“Silica is a natural substance found in most rocks, sand and clay and in products such as bricks and concrete.
“In the workplace these materials create dust when they are cut, sanded, carved etc.
“Some of this dust may be fine enough to breathe deeply into the lungs and cause harm to health. The fine dust is called respirable crystalline silica (RCS).”
The Worktop Fabricators Federation (WFF) points out engineered stone can be fabricated safely, as a statement said: “As the current HSE guidance makes clear: ‘Products containing silica can be processed safely when proper controls are put in place.
“‘We would urge all manufacturers and fitters to ensure that they use suitable controls to protect their workers and themselves from inhaling silica dust’.”
The HSE offers guidelines for stonemasons on how to work safely – Control of Substances Hazardous to Health (COSHH) guidance to control exposure to Respirable Crystaline Silica (RCS).

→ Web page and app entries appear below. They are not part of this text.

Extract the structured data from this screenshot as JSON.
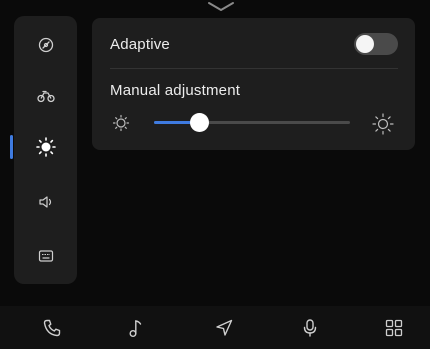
{
  "top_handle": {
    "icon": "chevron-down-icon"
  },
  "sidebar": {
    "items": [
      {
        "id": "general",
        "icon": "target-icon",
        "active": false
      },
      {
        "id": "vehicle",
        "icon": "motorcycle-icon",
        "active": false
      },
      {
        "id": "display",
        "icon": "brightness-icon",
        "active": true
      },
      {
        "id": "sound",
        "icon": "speaker-icon",
        "active": false
      },
      {
        "id": "system",
        "icon": "keyboard-icon",
        "active": false
      }
    ]
  },
  "display_settings": {
    "adaptive_label": "Adaptive",
    "adaptive_enabled": false,
    "manual_label": "Manual adjustment",
    "brightness_level": 0.23,
    "low_icon": "sun-low-icon",
    "high_icon": "sun-high-icon"
  },
  "dock": {
    "items": [
      {
        "id": "phone",
        "icon": "phone-icon"
      },
      {
        "id": "music",
        "icon": "music-note-icon"
      },
      {
        "id": "navigation",
        "icon": "navigation-arrow-icon"
      },
      {
        "id": "voice",
        "icon": "microphone-icon"
      },
      {
        "id": "apps",
        "icon": "grid-icon"
      }
    ]
  },
  "colors": {
    "accent": "#3f7be0",
    "panel": "#1e1e1e",
    "background": "#0a0a0a",
    "icon": "#cfcfcf"
  }
}
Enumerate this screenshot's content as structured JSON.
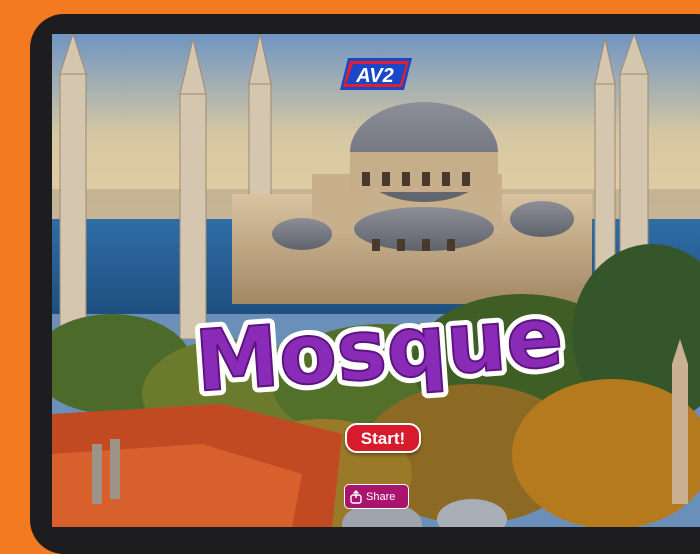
{
  "logo": {
    "text": "AV2"
  },
  "book": {
    "title": "Mosque"
  },
  "buttons": {
    "start_label": "Start!",
    "share_label": "Share"
  },
  "icons": {
    "share": "share-icon"
  },
  "colors": {
    "page_background": "#f47a22",
    "bezel": "#1d1d1f",
    "title_fill": "#8a2bb8",
    "start_button": "#d81b2c",
    "share_button": "#a9146e",
    "logo_blue": "#1947c8",
    "logo_red": "#e0202e"
  }
}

Commenting on its decision to stop selling engineered stone in Australia, a statement provided by IKEA read: “The decision to phase out engineered stone products from the range is only applicable for IKEA Australia and was made proactively in the light of the anticipated local regulatory change.
“IKEA will not phase out products made of engineered stone in other markets.

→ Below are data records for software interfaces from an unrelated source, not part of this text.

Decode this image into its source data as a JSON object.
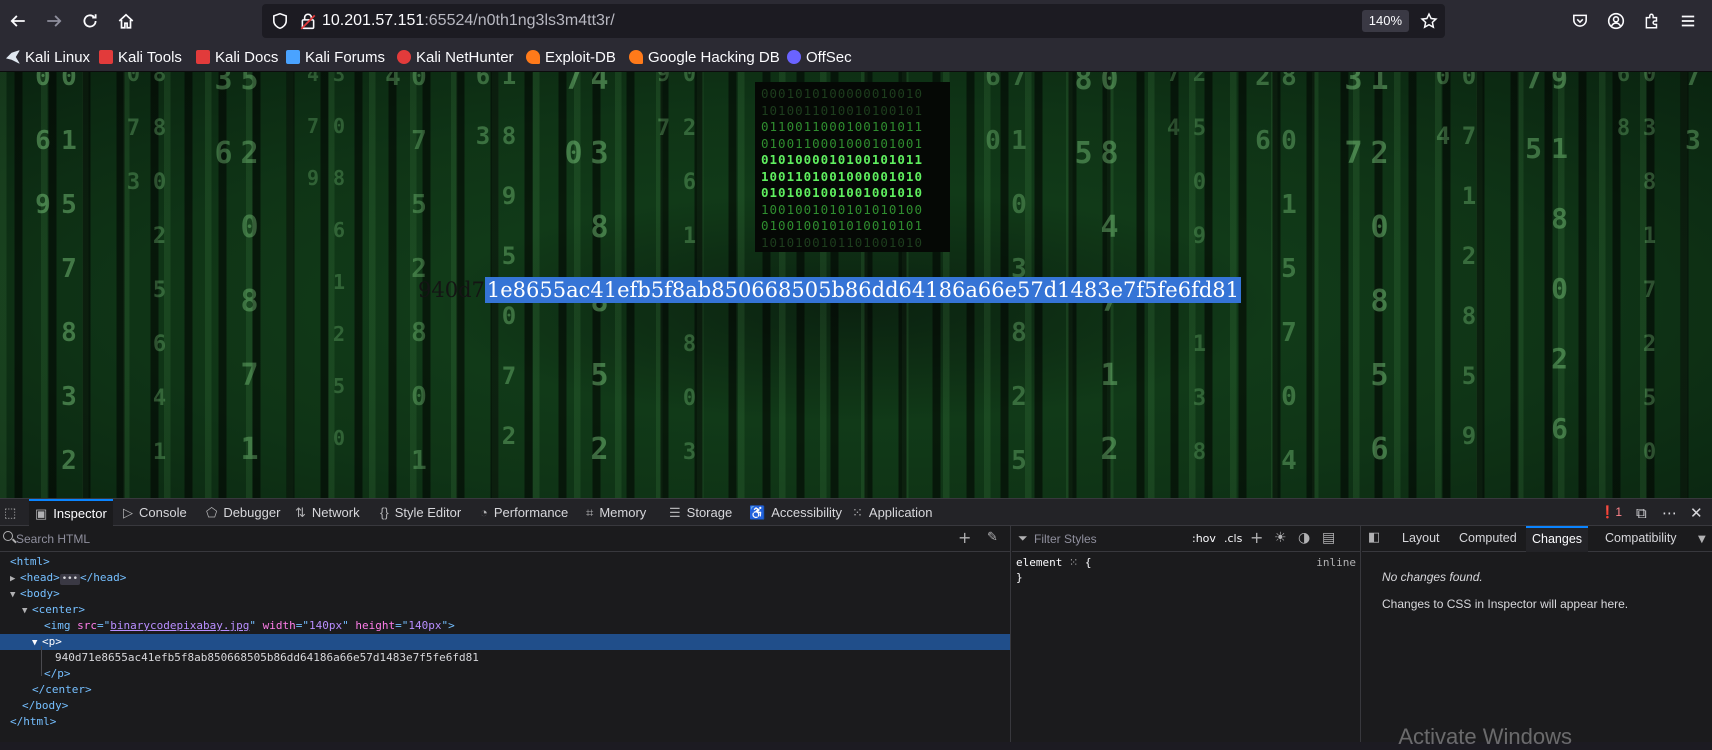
{
  "browser": {
    "url_host": "10.201.57.151",
    "url_rest": ":65524/n0th1ng3ls3m4tt3r/",
    "zoom": "140%",
    "icons": [
      "back-icon",
      "forward-icon",
      "reload-icon",
      "home-icon",
      "shield-icon",
      "lock-icon",
      "star-icon",
      "pocket-icon",
      "account-icon",
      "extensions-icon",
      "menu-icon"
    ]
  },
  "bookmarks": [
    {
      "label": "Kali Linux",
      "color": "#dfe7f0"
    },
    {
      "label": "Kali Tools",
      "color": "#e23b3b"
    },
    {
      "label": "Kali Docs",
      "color": "#e23b3b"
    },
    {
      "label": "Kali Forums",
      "color": "#4aa3ff"
    },
    {
      "label": "Kali NetHunter",
      "color": "#e23b3b"
    },
    {
      "label": "Exploit-DB",
      "color": "#ff7a1a"
    },
    {
      "label": "Google Hacking DB",
      "color": "#ff7a1a"
    },
    {
      "label": "OffSec",
      "color": "#6a63ff"
    }
  ],
  "page": {
    "hash_prefix": "940d7",
    "hash_selected": "1e8655ac41efb5f8ab850668505b86dd64186a66e57d1483e7f5fe6fd81",
    "image_rows": [
      {
        "text": "0001010100000010010",
        "tone": "faint"
      },
      {
        "text": "1010011010010100101",
        "tone": "faint"
      },
      {
        "text": "0110011000100101011",
        "tone": "dim"
      },
      {
        "text": "0100110001000101001",
        "tone": "dim"
      },
      {
        "text": "0101000010100101011",
        "tone": "bright"
      },
      {
        "text": "1001101001000001010",
        "tone": "bright"
      },
      {
        "text": "0101001001001001010",
        "tone": "bright"
      },
      {
        "text": "1001001010101010100",
        "tone": "dim"
      },
      {
        "text": "0100100101010010101",
        "tone": "dim"
      },
      {
        "text": "1010100101101001010",
        "tone": "faint"
      }
    ]
  },
  "devtools": {
    "tabs": [
      "Inspector",
      "Console",
      "Debugger",
      "Network",
      "Style Editor",
      "Performance",
      "Memory",
      "Storage",
      "Accessibility",
      "Application"
    ],
    "error_count": "1",
    "search_placeholder": "Search HTML",
    "tree": {
      "html_open": "<html>",
      "head": "<head>",
      "head_close": "</head>",
      "body_open": "<body>",
      "center_open": "<center>",
      "img_tag": "<img",
      "img_src_attr": "src",
      "img_src_val": "binarycodepixabay.jpg",
      "img_width_attr": "width",
      "img_width_val": "140px",
      "img_height_attr": "height",
      "img_height_val": "140px",
      "img_close": ">",
      "p_open": "<p>",
      "p_text": "940d71e8655ac41efb5f8ab850668505b86dd64186a66e57d1483e7f5fe6fd81",
      "p_close": "</p>",
      "center_close": "</center>",
      "body_close": "</body>",
      "html_close": "</html>"
    },
    "styles": {
      "filter_placeholder": "Filter Styles",
      "hov": ":hov",
      "cls": ".cls",
      "rule_selector": "element",
      "rule_open": "{",
      "rule_close": "}",
      "rule_source": "inline"
    },
    "right_tabs": [
      "Layout",
      "Computed",
      "Changes",
      "Compatibility"
    ],
    "changes_empty": "No changes found.",
    "changes_note": "Changes to CSS in Inspector will appear here."
  },
  "os_watermark": "Activate Windows"
}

“We would like to emphasise that the finalised engineered stone worktops have been tested and are safe to use by the customers.
“IKEA works closely with custom-made engineered stone suppliers to ensure they follow the highest safety standards for environmental and working conditions.
“We conduct IWAY audits to control that these requirements are followed. If we discover non-compliance with our requirements, we immediately address the issues.”
General secretary of the Worktop Fabricators Federation Chris Pateman said an outright ban on all engineered stone “sounds a bit like a hammer to crack a walnut”.
Offering advice to kitchen and bathroom retail showrooms, he said: “We are, of course, aware of the headlines. We are aware that some studios are sufficiently concerned to be asking WFF members questions about silica.
“WFF is putting together a set of FAQs to help retailers and designers understand the issues in a bit more depth. This should be out in the next week or so.”